Please print every record below exactly as written, leaving out the pictures.

[MATERIAL FOR THIS TASK Boundary: Start]

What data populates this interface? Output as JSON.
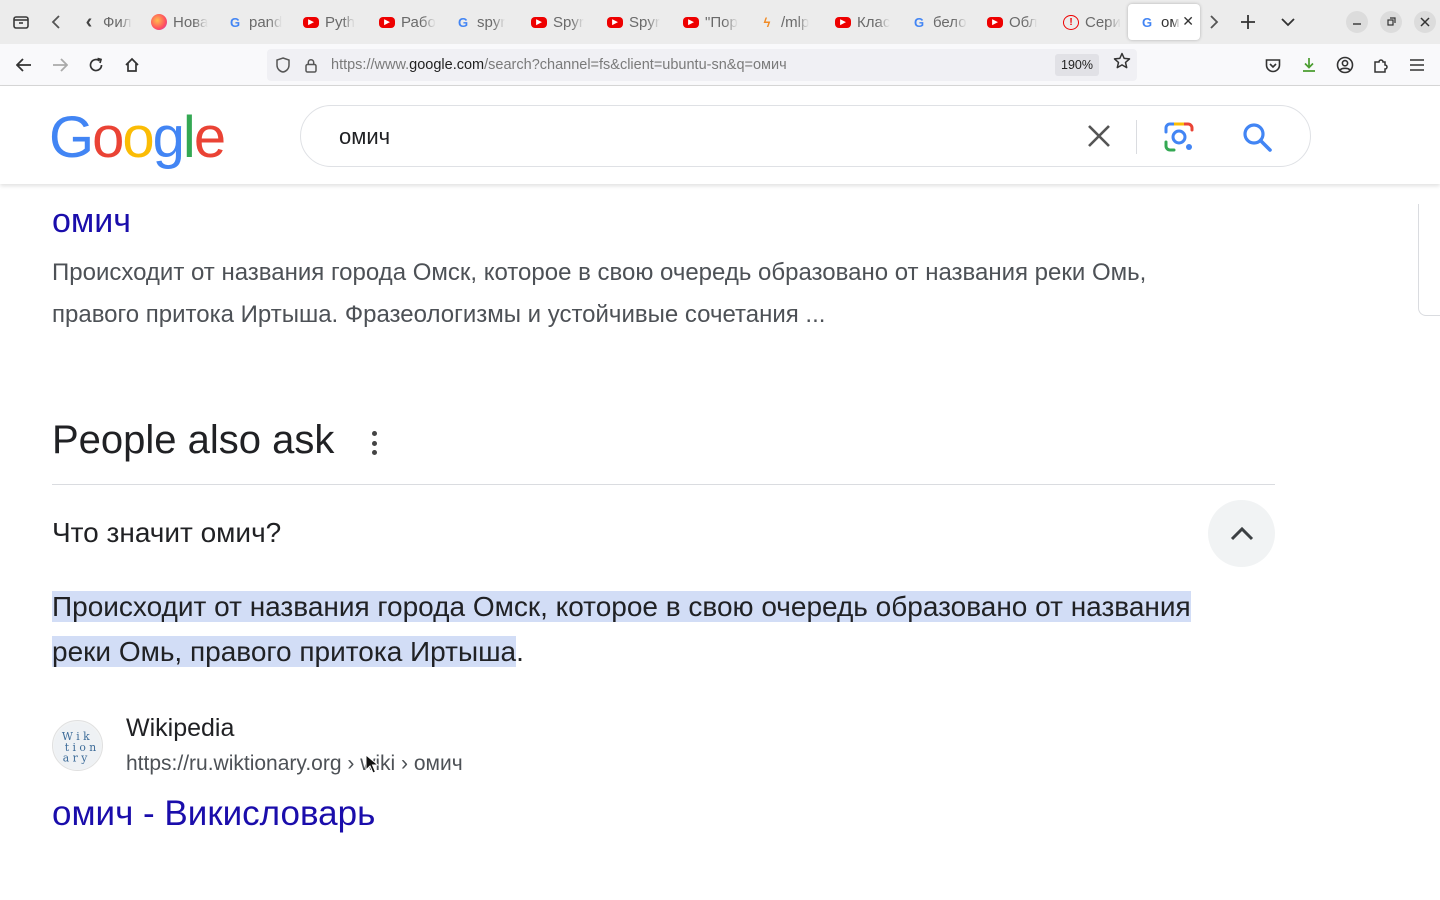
{
  "browser": {
    "tabs": [
      {
        "label": "Фил",
        "icon": "chevron-left-icon",
        "type": "folder"
      },
      {
        "label": "Нова",
        "icon": "firefox-icon",
        "type": "ff"
      },
      {
        "label": "pand",
        "icon": "google-icon",
        "type": "g"
      },
      {
        "label": "Pyth",
        "icon": "youtube-icon",
        "type": "yt"
      },
      {
        "label": "Рабо",
        "icon": "youtube-icon",
        "type": "yt"
      },
      {
        "label": "spyr",
        "icon": "google-icon",
        "type": "g"
      },
      {
        "label": "Spyr",
        "icon": "youtube-icon",
        "type": "yt"
      },
      {
        "label": "Spyr",
        "icon": "youtube-icon",
        "type": "yt"
      },
      {
        "label": "\"Пор",
        "icon": "youtube-icon",
        "type": "yt"
      },
      {
        "label": "/mlp",
        "icon": "bolt-icon",
        "type": "bolt"
      },
      {
        "label": "Клас",
        "icon": "youtube-icon",
        "type": "yt"
      },
      {
        "label": "бело",
        "icon": "google-icon",
        "type": "g"
      },
      {
        "label": "Обл",
        "icon": "youtube-icon",
        "type": "yt"
      },
      {
        "label": "Сери",
        "icon": "warning-icon",
        "type": "warn"
      }
    ],
    "active_tab": {
      "label": "ом",
      "icon": "google-icon"
    },
    "url_prefix": "https://www.",
    "url_domain": "google.com",
    "url_rest": "/search?channel=fs&client=ubuntu-sn&q=омич",
    "zoom": "190%"
  },
  "google": {
    "logo": [
      "G",
      "o",
      "o",
      "g",
      "l",
      "e"
    ],
    "logo_colors": [
      "#4285F4",
      "#EA4335",
      "#FBBC05",
      "#4285F4",
      "#34A853",
      "#EA4335"
    ],
    "query": "омич"
  },
  "result": {
    "title": "омич",
    "snippet": "Происходит от названия города Омск, которое в свою очередь образовано от названия реки Омь, правого притока Иртыша. Фразеологизмы и устойчивые сочетания ..."
  },
  "paa": {
    "heading": "People also ask",
    "question": "Что значит омич?",
    "answer_highlighted": "Происходит от названия города Омск, которое в свою очередь образовано от названия реки Омь, правого притока Иртыша",
    "answer_tail": ".",
    "source_name": "Wikipedia",
    "source_url": "https://ru.wiktionary.org › wiki › омич",
    "source_title": "омич - Викисловарь",
    "favicon_text": "Wik\ntion\nary"
  }
}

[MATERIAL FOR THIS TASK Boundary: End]

EXPECTED ANSWER:
What data populates this interface? Output as JSON.
{
  "browser": {
    "tabs": [
      {
        "label": "Фил",
        "icon": "chevron-left-icon",
        "type": "folder"
      },
      {
        "label": "Нова",
        "icon": "firefox-icon",
        "type": "ff"
      },
      {
        "label": "pand",
        "icon": "google-icon",
        "type": "g"
      },
      {
        "label": "Pyth",
        "icon": "youtube-icon",
        "type": "yt"
      },
      {
        "label": "Рабо",
        "icon": "youtube-icon",
        "type": "yt"
      },
      {
        "label": "spyr",
        "icon": "google-icon",
        "type": "g"
      },
      {
        "label": "Spyr",
        "icon": "youtube-icon",
        "type": "yt"
      },
      {
        "label": "Spyr",
        "icon": "youtube-icon",
        "type": "yt"
      },
      {
        "label": "\"Пор",
        "icon": "youtube-icon",
        "type": "yt"
      },
      {
        "label": "/mlp",
        "icon": "bolt-icon",
        "type": "bolt"
      },
      {
        "label": "Клас",
        "icon": "youtube-icon",
        "type": "yt"
      },
      {
        "label": "бело",
        "icon": "google-icon",
        "type": "g"
      },
      {
        "label": "Обл",
        "icon": "youtube-icon",
        "type": "yt"
      },
      {
        "label": "Сери",
        "icon": "warning-icon",
        "type": "warn"
      }
    ],
    "active_tab": {
      "label": "ом",
      "icon": "google-icon"
    },
    "url_prefix": "https://www.",
    "url_domain": "google.com",
    "url_rest": "/search?channel=fs&client=ubuntu-sn&q=омич",
    "zoom": "190%"
  },
  "google": {
    "logo": [
      "G",
      "o",
      "o",
      "g",
      "l",
      "e"
    ],
    "logo_colors": [
      "#4285F4",
      "#EA4335",
      "#FBBC05",
      "#4285F4",
      "#34A853",
      "#EA4335"
    ],
    "query": "омич"
  },
  "result": {
    "title": "омич",
    "snippet": "Происходит от названия города Омск, которое в свою очередь образовано от названия реки Омь, правого притока Иртыша. Фразеологизмы и устойчивые сочетания ..."
  },
  "paa": {
    "heading": "People also ask",
    "question": "Что значит омич?",
    "answer_highlighted": "Происходит от названия города Омск, которое в свою очередь образовано от названия реки Омь, правого притока Иртыша",
    "answer_tail": ".",
    "source_name": "Wikipedia",
    "source_url": "https://ru.wiktionary.org › wiki › омич",
    "source_title": "омич - Викисловарь",
    "favicon_text": "Wik\ntion\nary"
  }
}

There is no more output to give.